Exercise instructions -
Count every line of the data that includes "precip". State only the number.

Dataset excerpts:

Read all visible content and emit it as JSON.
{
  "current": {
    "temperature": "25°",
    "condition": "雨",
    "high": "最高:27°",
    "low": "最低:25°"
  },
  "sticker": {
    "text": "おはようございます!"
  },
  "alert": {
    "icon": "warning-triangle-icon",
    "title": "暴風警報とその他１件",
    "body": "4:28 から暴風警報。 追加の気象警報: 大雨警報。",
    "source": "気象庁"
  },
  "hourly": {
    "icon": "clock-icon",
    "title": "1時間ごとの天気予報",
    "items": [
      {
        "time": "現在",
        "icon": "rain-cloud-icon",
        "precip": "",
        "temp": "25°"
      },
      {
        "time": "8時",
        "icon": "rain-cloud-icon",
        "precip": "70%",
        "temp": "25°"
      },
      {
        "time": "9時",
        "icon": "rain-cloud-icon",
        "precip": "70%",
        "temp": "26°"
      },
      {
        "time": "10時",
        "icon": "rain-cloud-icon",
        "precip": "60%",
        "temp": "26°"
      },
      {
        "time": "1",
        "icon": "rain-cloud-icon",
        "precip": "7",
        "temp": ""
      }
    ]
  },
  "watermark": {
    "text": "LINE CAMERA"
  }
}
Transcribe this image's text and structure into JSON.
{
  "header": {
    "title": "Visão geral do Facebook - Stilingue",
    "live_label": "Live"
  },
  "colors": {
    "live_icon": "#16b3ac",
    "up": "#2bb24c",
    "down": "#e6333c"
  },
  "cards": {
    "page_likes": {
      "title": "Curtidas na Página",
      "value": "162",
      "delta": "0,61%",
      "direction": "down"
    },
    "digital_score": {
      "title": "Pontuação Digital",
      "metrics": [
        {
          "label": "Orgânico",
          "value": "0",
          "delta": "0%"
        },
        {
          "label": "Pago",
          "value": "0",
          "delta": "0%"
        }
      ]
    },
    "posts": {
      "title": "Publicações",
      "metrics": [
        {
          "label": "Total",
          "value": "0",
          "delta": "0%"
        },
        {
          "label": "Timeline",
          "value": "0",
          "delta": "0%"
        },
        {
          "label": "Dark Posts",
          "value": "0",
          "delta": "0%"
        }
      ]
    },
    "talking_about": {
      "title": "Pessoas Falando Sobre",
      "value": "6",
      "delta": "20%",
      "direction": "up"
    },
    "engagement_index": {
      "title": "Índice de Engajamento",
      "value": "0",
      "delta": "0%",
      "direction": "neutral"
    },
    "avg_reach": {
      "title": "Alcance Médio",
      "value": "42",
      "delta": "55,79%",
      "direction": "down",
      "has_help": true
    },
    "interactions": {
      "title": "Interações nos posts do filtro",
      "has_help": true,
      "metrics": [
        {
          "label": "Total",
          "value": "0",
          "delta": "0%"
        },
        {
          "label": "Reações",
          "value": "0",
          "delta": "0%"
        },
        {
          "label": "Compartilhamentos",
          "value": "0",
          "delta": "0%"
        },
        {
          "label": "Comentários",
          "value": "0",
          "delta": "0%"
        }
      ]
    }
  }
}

Task answer -
5